WK3: But being in the game as long as you have, you've probably seen everything.
Dee: I've seen crazy stuff. And I tell people that I see it, but I'm like, "I'm blind, I'm leaving." Now my studio is in my house. I finally said, "You know what, let me put this money into my house now, because I've been putting too much money into other studios." Now, everything is square, because it's at my house. Not a lot of action going on (laughs). I don't even allow weed smoking in my house, it's just square now. You know what I mean? It's square.
WK3: (laughs) Does that make them uncomfortable? Do they still do well?
Dee: You know what it is? The studio game went from being personal to impersonal. A lot of studios went out of business because everybody has Pro Tools now. A lot of the cats that I deal with don't smoke, Wordsworth doesn't smoke. A lot of the cats who do smoke, they smoke before they come into my house. People come in and have a good time, the Henney's still poured; when a weed dude comes by, you've just got to go outside and smoke it. You can't do no crack around me, 'cause I'll kill you (laughs). It's just that now, since it's in my house, you might see my cat run across the room, that's about it.
WK3: This album has a really crazy guest list, and your history in the game is deep. How many more collaborations did you do for the album that didn't make the cut?
Dee: Believe it or not, all the stuff that we did made the album. That was a first, that had never happened with me. I was happy about that, that was a good sign that we were headed in the right direction.
WK3: You have numerous tracks with Wordsworth, tell me about your chemistry.
"If I wasn't DJing for my group Black Moon,
I'd be DJing for Last Emperor."
Dee: Wordsworth is like my brother right there. Everybody on the album, we've got chemistry with.
Wordsworth, and Last Emperor too. If I wasn't DJing for my group Black Moon, I'd be DJing for Last Emperor. Wordsworth and Last Emperor, those are my dogs right there. Matter of fact, we're coming with a Beatminerz/Last Emperor album. We're coming out with a Beatminerz/KRS-One album also. I think we're working out a Beatminerz/Wordsworth album too.
WK3: What's good with Boot Camp Clik?
Dee: That's the beginnings right there. Buckshot's doing the 9th Wonder album, and I'm doing the Beatminerz album, but after my birthday—May 24—we're going to sit down and plan the next Black Moon album. Me and Buckshot could be on different sides of the earth, but Black Moon is forever. He'll tell you the same thing. That's how I started in this game, and that's how I'm leaving the game.

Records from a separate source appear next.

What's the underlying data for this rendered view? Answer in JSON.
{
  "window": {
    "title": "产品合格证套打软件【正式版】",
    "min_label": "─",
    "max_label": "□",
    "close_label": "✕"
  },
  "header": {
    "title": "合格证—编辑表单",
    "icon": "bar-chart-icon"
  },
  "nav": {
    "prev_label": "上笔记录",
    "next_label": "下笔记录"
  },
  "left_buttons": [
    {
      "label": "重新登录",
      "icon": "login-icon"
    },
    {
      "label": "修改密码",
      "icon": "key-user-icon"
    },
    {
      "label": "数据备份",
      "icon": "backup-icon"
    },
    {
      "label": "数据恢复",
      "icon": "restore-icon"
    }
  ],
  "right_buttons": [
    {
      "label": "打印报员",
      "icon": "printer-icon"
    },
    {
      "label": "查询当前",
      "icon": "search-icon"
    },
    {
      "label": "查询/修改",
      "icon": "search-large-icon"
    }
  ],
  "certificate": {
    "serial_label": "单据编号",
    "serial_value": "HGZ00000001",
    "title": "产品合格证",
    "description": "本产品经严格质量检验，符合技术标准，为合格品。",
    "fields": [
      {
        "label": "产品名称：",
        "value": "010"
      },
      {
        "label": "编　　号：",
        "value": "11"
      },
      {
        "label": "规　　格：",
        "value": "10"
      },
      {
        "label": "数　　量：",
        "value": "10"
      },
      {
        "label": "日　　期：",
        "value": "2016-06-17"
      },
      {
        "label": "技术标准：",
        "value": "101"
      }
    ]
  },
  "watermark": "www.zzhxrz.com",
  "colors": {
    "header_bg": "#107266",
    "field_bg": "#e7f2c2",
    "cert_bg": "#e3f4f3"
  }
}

WK3: You've already made a huge stamp on hip-hop with Black Moon, and by producing for some of the greatest hip-hop albums of all time. What would you is there still left to do?
Dee: You know what's still left to do? To bring the game back where it's supposed to be. And to be honest, me as one man can't do that, but I can sure put the formula in. I can't do that as one man, because that's a mission for everybody, but as long as I'm here, I'm going to stay true to what I do. I'm also still happy to be in this game, because there are a lot of people that came in the game with me that ain't here. But hopefully, people will start getting creative again. Once that starts, that's the battery in the back right there, that'll be hot. I'm happy to be here, I'm happy that people still like my stuff. They could've thrown me out a long time ago.
Check out Da Beatminerz "Da Instrumentals" on Copter Records.
Originally posted: June 21, 2005